Congressman Ron Barber: We have many important decisions to make, and in order to make those decisions and do whats right, we have to find compromise and we have to find bipartisanship.
  • Jim Nintzel
  • Congressman Ron Barber: "We have many important decisions to make, and in order to make those decisions and do what's right, we have to find compromise and we have to find bipartisanship."

In a room packed with roughly 200 supporters, Congressman Ron Barber declared victory on Saturday afternoon.

"It's been a long wait, but here we are," Barber told the crowd just after 3 p.m. "I want to thank you all for coming out and helping us celebrate today."

An hour earlier across town, Republican challenger Martha McSally had conceded the race to Barber.

Republican Martha McSally compared the lengthy vote count to running the Iron Man triathlon and coming up on the finish line, only to find out you had to run another 10K.
  • Jim Nintzel
  • Republican Martha McSally compared the lengthy vote count to running the Iron Man triathlon "and coming up on the finish line, only to find out you had to run another 10K."
With a small group of supporters standing off to the side, McSally told reporters that in-between singing "The Star-Spangled Banner" at a few El Tour de Tucson events, she had called Barber "to congratulate him on representing the people of Southern Arizona."

The twin speeches brought an end to a race that had run into overtime as officials in both Cochise and Pima county tabulated ballots.
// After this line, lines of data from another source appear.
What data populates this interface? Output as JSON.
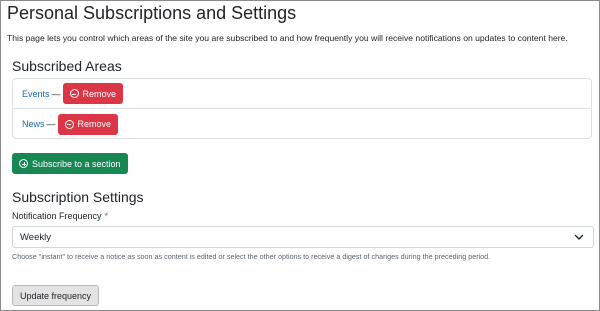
{
  "page": {
    "title": "Personal Subscriptions and Settings",
    "intro": "This page lets you control which areas of the site you are subscribed to and how frequently you will receive notifications on updates to content here."
  },
  "subscribed_areas": {
    "heading": "Subscribed Areas",
    "separator": "—",
    "remove_label": "Remove",
    "items": [
      {
        "label": "Events"
      },
      {
        "label": "News"
      }
    ],
    "subscribe_button": "Subscribe to a section"
  },
  "settings": {
    "heading": "Subscription Settings",
    "frequency_label": "Notification Frequency",
    "required_mark": "*",
    "frequency_value": "Weekly",
    "help_text": "Choose \"instant\" to receive a notice as soon as content is edited or select the other options to receive a digest of changes during the preceding period.",
    "update_button": "Update frequency"
  },
  "colors": {
    "danger": "#dc3545",
    "success": "#198754",
    "link": "#1a6bb5"
  },
  "icons": {
    "remove": "minus-circle-icon",
    "subscribe": "plus-circle-icon",
    "select": "chevron-down-icon"
  }
}
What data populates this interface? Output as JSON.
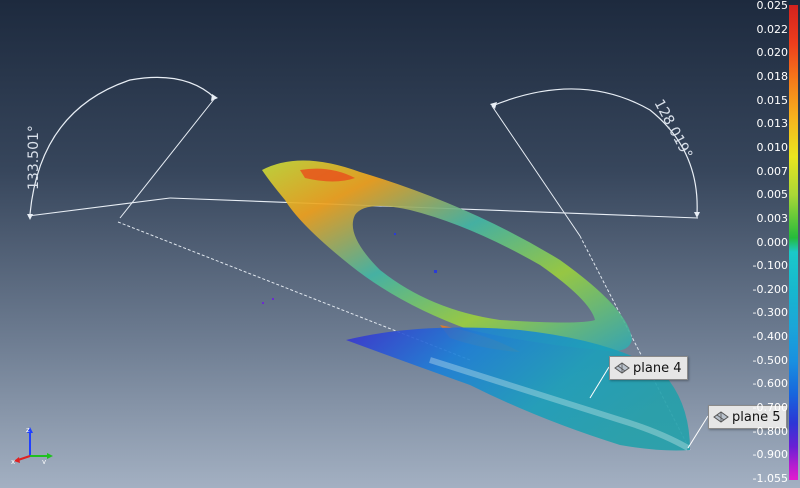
{
  "measurements": {
    "angle_1": "133.501°",
    "angle_2": "128.019°"
  },
  "planes": [
    {
      "label": "plane 4",
      "icon": "plane-icon"
    },
    {
      "label": "plane 5",
      "icon": "plane-icon"
    }
  ],
  "colorbar": {
    "labels": [
      "0.025",
      "0.022",
      "0.020",
      "0.018",
      "0.015",
      "0.013",
      "0.010",
      "0.007",
      "0.005",
      "0.003",
      "0.000",
      "-0.100",
      "-0.200",
      "-0.300",
      "-0.400",
      "-0.500",
      "-0.600",
      "-0.700",
      "-0.800",
      "-0.900",
      "-1.055"
    ],
    "max_color": "#d2221e",
    "zero_color": "#25bb3b",
    "min_color": "#e31bcf"
  },
  "axis_triad": {
    "x": "x",
    "y": "y",
    "z": "z",
    "x_color": "#e02020",
    "y_color": "#20c020",
    "z_color": "#2040ff"
  }
}
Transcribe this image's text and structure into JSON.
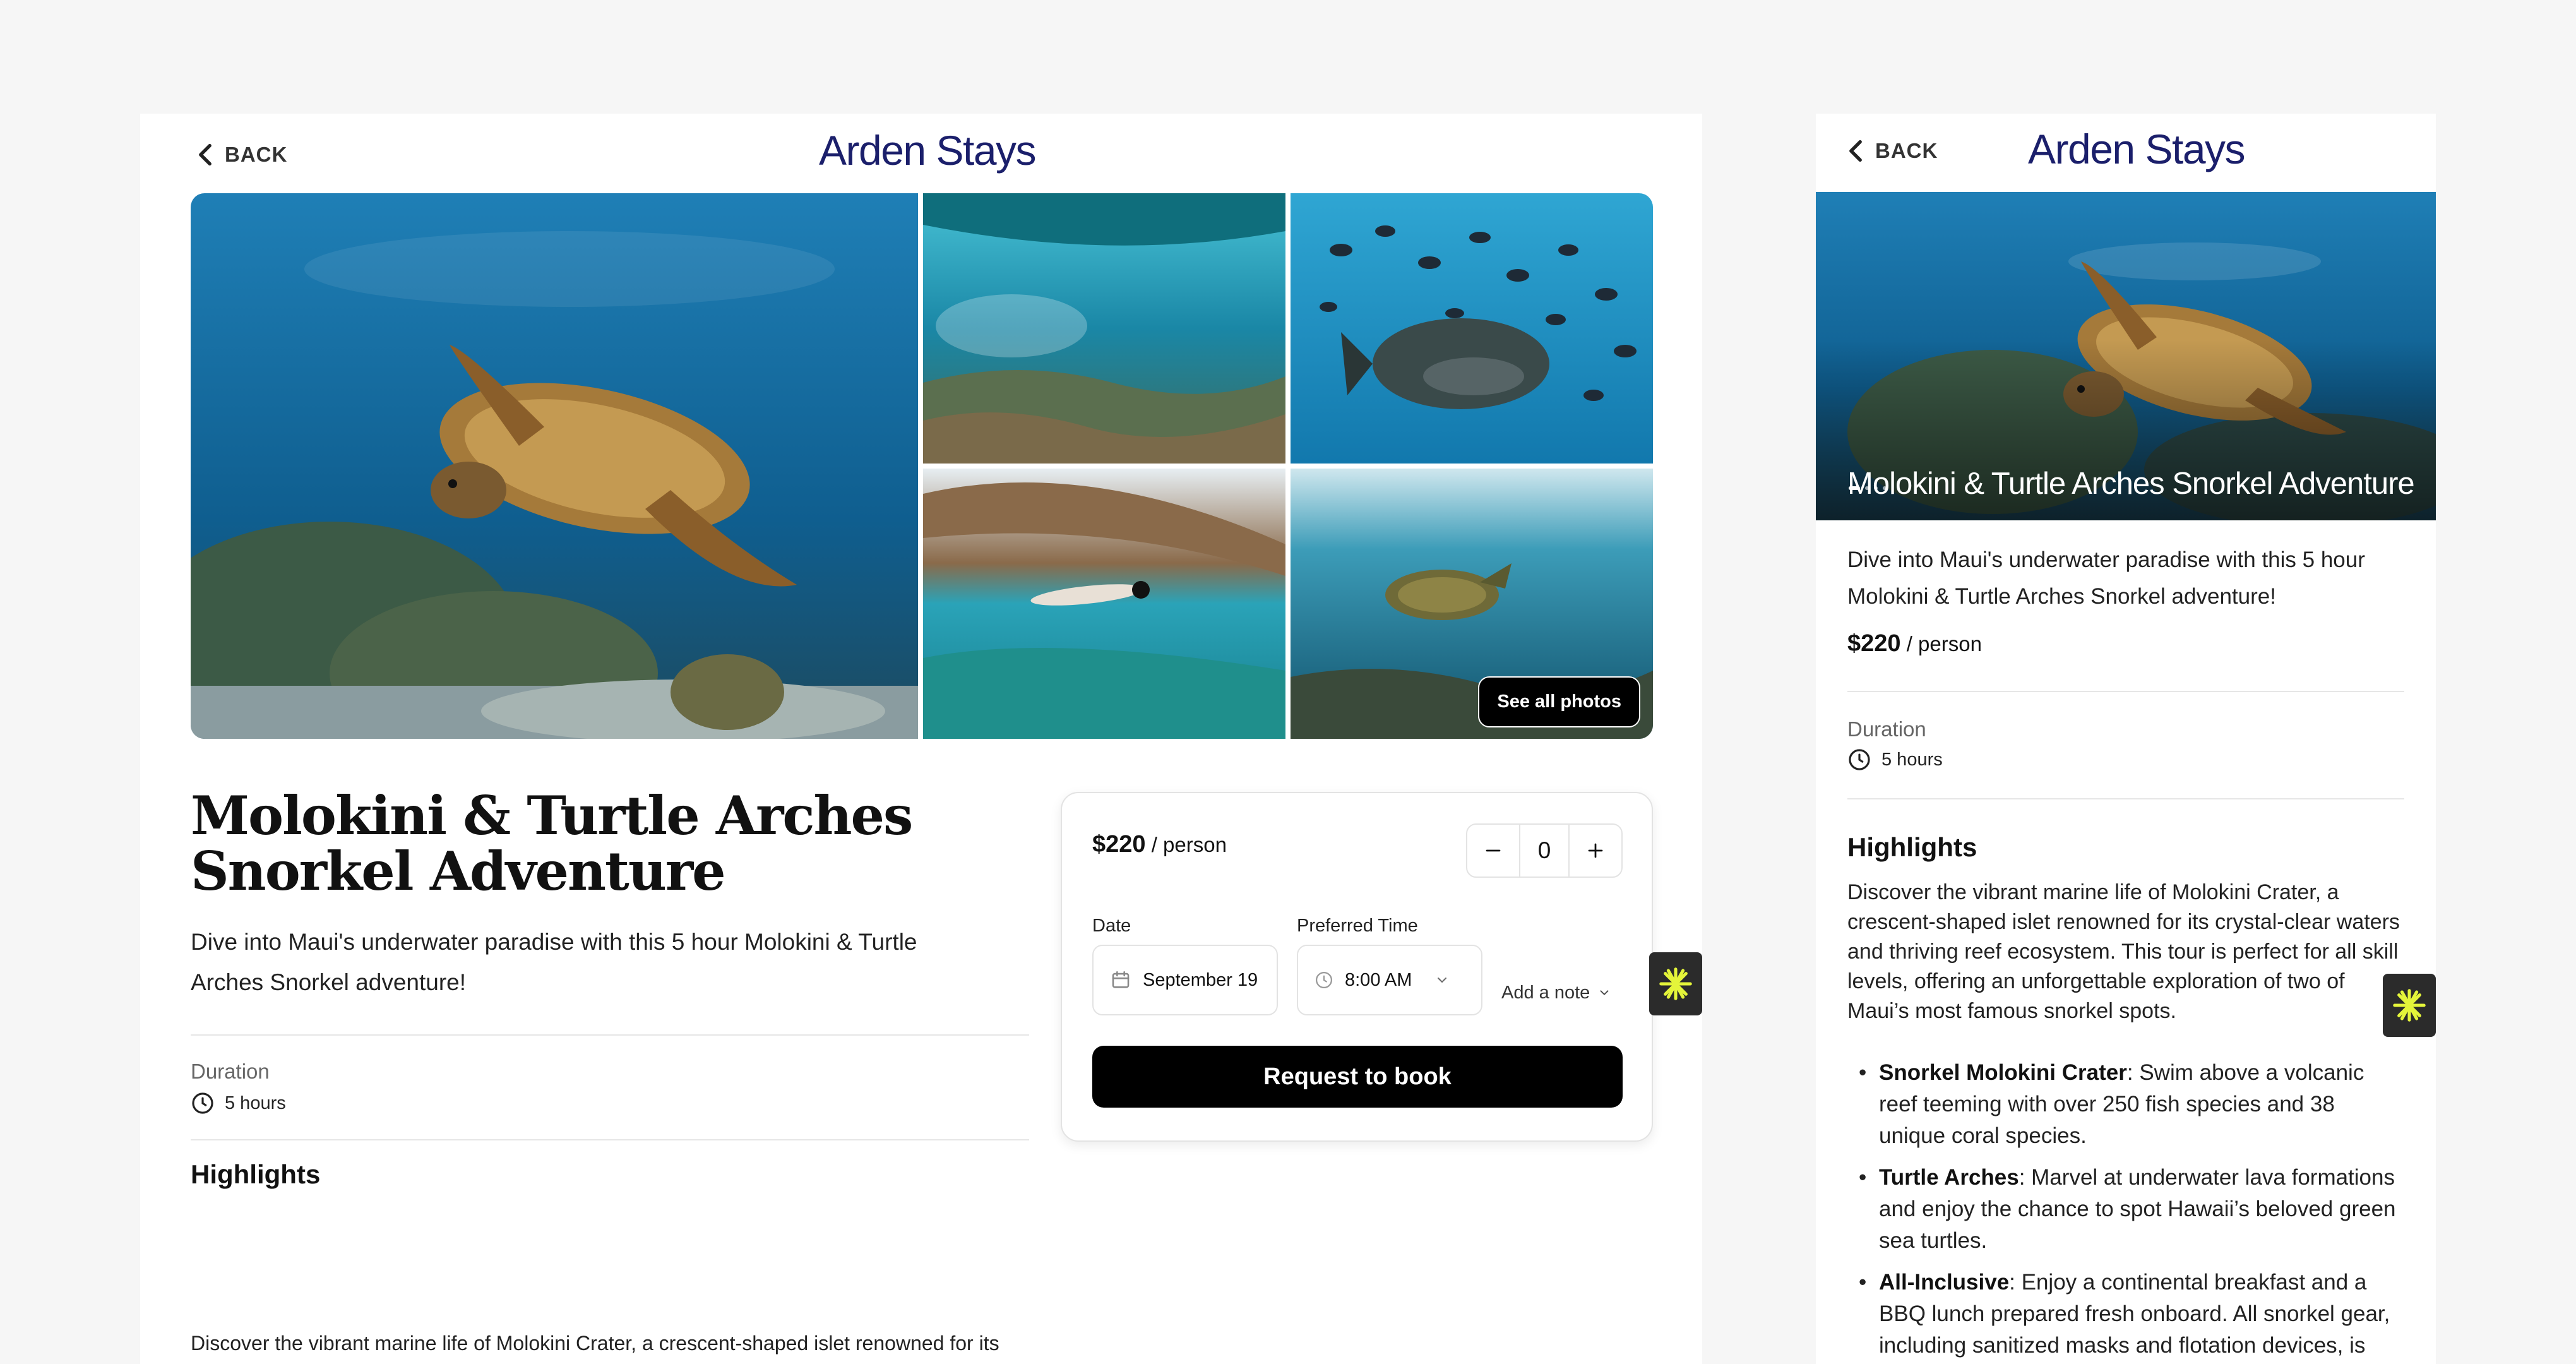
{
  "brand": "Arden Stays",
  "back_label": "BACK",
  "listing": {
    "title": "Molokini & Turtle Arches Snorkel Adventure",
    "subtitle": "Dive into Maui's underwater paradise with this 5 hour Molokini & Turtle Arches Snorkel adventure!",
    "price_amount": "$220",
    "price_unit": " / person",
    "duration_label": "Duration",
    "duration_value": "5 hours",
    "highlights_heading": "Highlights",
    "highlights_text": "Discover the vibrant marine life of Molokini Crater, a crescent-shaped islet renowned for its crystal-clear waters and thriving reef ecosystem. This tour is perfect for all skill levels, offering an unforgettable exploration of two of Maui’s most famous snorkel spots.",
    "highlights_list": [
      {
        "title": "Snorkel Molokini Crater",
        "text": ": Swim above a volcanic reef teeming with over 250 fish species and 38 unique coral species."
      },
      {
        "title": "Turtle Arches",
        "text": ": Marvel at underwater lava formations and enjoy the chance to spot Hawaii’s beloved green sea turtles."
      },
      {
        "title": "All-Inclusive",
        "text": ": Enjoy a continental breakfast and a BBQ lunch prepared fresh onboard. All snorkel gear, including sanitized masks and flotation devices, is"
      }
    ]
  },
  "gallery": {
    "see_all": "See all photos",
    "carousel_slides": 4,
    "carousel_active": 1
  },
  "booking": {
    "quantity": "0",
    "date_label": "Date",
    "date_value": "September 19",
    "time_label": "Preferred Time",
    "time_value": "8:00 AM",
    "add_note": "Add a note",
    "request_button": "Request to book"
  },
  "colors": {
    "brand": "#1b1f6b",
    "button": "#000000",
    "widget_badge": "#2b2b2b",
    "widget_accent": "#e4f53a"
  },
  "icons": [
    "chevron-left-icon",
    "clock-icon",
    "calendar-icon",
    "minus-icon",
    "plus-icon",
    "chevron-down-icon",
    "sparkle-icon"
  ]
}
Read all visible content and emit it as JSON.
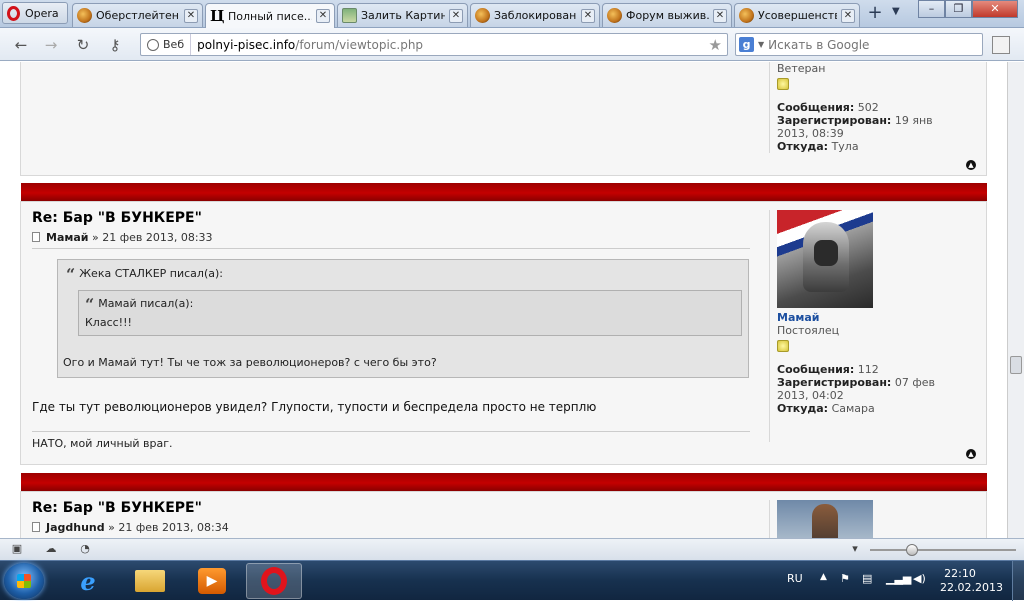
{
  "browser": {
    "menu_label": "Opera",
    "tabs": [
      {
        "label": "Оберстлейтен...",
        "icon": "forum-avatar-icon",
        "active": false
      },
      {
        "label": "Полный писе...",
        "icon": "polnyi-pisec-icon",
        "active": true
      },
      {
        "label": "Залить Картин...",
        "icon": "image-host-icon",
        "active": false
      },
      {
        "label": "Заблокирован...",
        "icon": "forum-avatar-icon",
        "active": false
      },
      {
        "label": "Форум выжив...",
        "icon": "forum-avatar-icon",
        "active": false
      },
      {
        "label": "Усовершенств...",
        "icon": "forum-avatar-icon",
        "active": false
      }
    ],
    "address": {
      "badge": "Веб",
      "domain": "polnyi-pisec.info",
      "path": "/forum/viewtopic.php"
    },
    "search_placeholder": "Искать в Google"
  },
  "prev_post": {
    "rank": "Ветеран",
    "posts_label": "Сообщения:",
    "posts": "502",
    "reg_label": "Зарегистрирован:",
    "reg_date": "19 янв 2013, 08:39",
    "from_label": "Откуда:",
    "from": "Тула"
  },
  "post1": {
    "title": "Re: Бар \"В БУНКЕРЕ\"",
    "author": "Мамай",
    "date": " » 21 фев 2013, 08:33",
    "outer_quote_head": "Жека СТАЛКЕР писал(а):",
    "inner_quote_head": "Мамай писал(а):",
    "inner_quote_text": "Класс!!!",
    "outer_quote_text": "Ого и Мамай тут! Ты че тож за революционеров? с чего бы это?",
    "body": "Где ты тут революционеров увидел? Глупости, тупости и беспредела просто не терплю",
    "signature": "НАТО, мой личный враг.",
    "profile": {
      "username": "Мамай",
      "rank": "Постоялец",
      "posts_label": "Сообщения:",
      "posts": "112",
      "reg_label": "Зарегистрирован:",
      "reg_date": "07 фев 2013, 04:02",
      "from_label": "Откуда:",
      "from": "Самара"
    }
  },
  "post2": {
    "title": "Re: Бар \"В БУНКЕРЕ\"",
    "author": "Jagdhund",
    "date": " » 21 фев 2013, 08:34"
  },
  "taskbar": {
    "lang": "RU",
    "time": "22:10",
    "date": "22.02.2013"
  },
  "colors": {
    "post_band": "#c40000",
    "username": "#1c4fa0",
    "taskbar": "#17314f"
  }
}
Although Barber had taken an early lead when the first ballots were counted on Election Day, McSally had roared in from behind and led the race by more than a thousand votes on the day after the election.

Over the next few days, the vote count moved back and forth, with Barber gaining ground as Pima County completed a batch of ballots and McSally retaking the lead when Cochise County tabulated its ballots. On Friday, Nov. 9, McSally's lead was a mere 36 votes.

Barber took the lead on Saturday, Nov. 10, and hung onto it from that point forward. When Cochise County finished counting its ballots on Thursday, Nov. 15, Barber had a lead of 709 votes. When Pima County finished its first major count of provisional ballots on Friday, Nov. 16, his lead climbed to 1,402 ballots.

Although Pima County still has 14,000 provisional ballots to count, McSally saw the trend was moving in Barber's direction.

"We came so close," said McSally, a former Air Force combat pilot who had been stationed at Davis-Monthan between deployments.

McSally said the tight finish "reminds me of running the Iron Man triathlon … and coming up on the finish line, only to find out you had to run another 10K. It's horrible feeling, but I'll tell you: Our team and everybody who's been supporting us through the last 11 days has been extraordinary."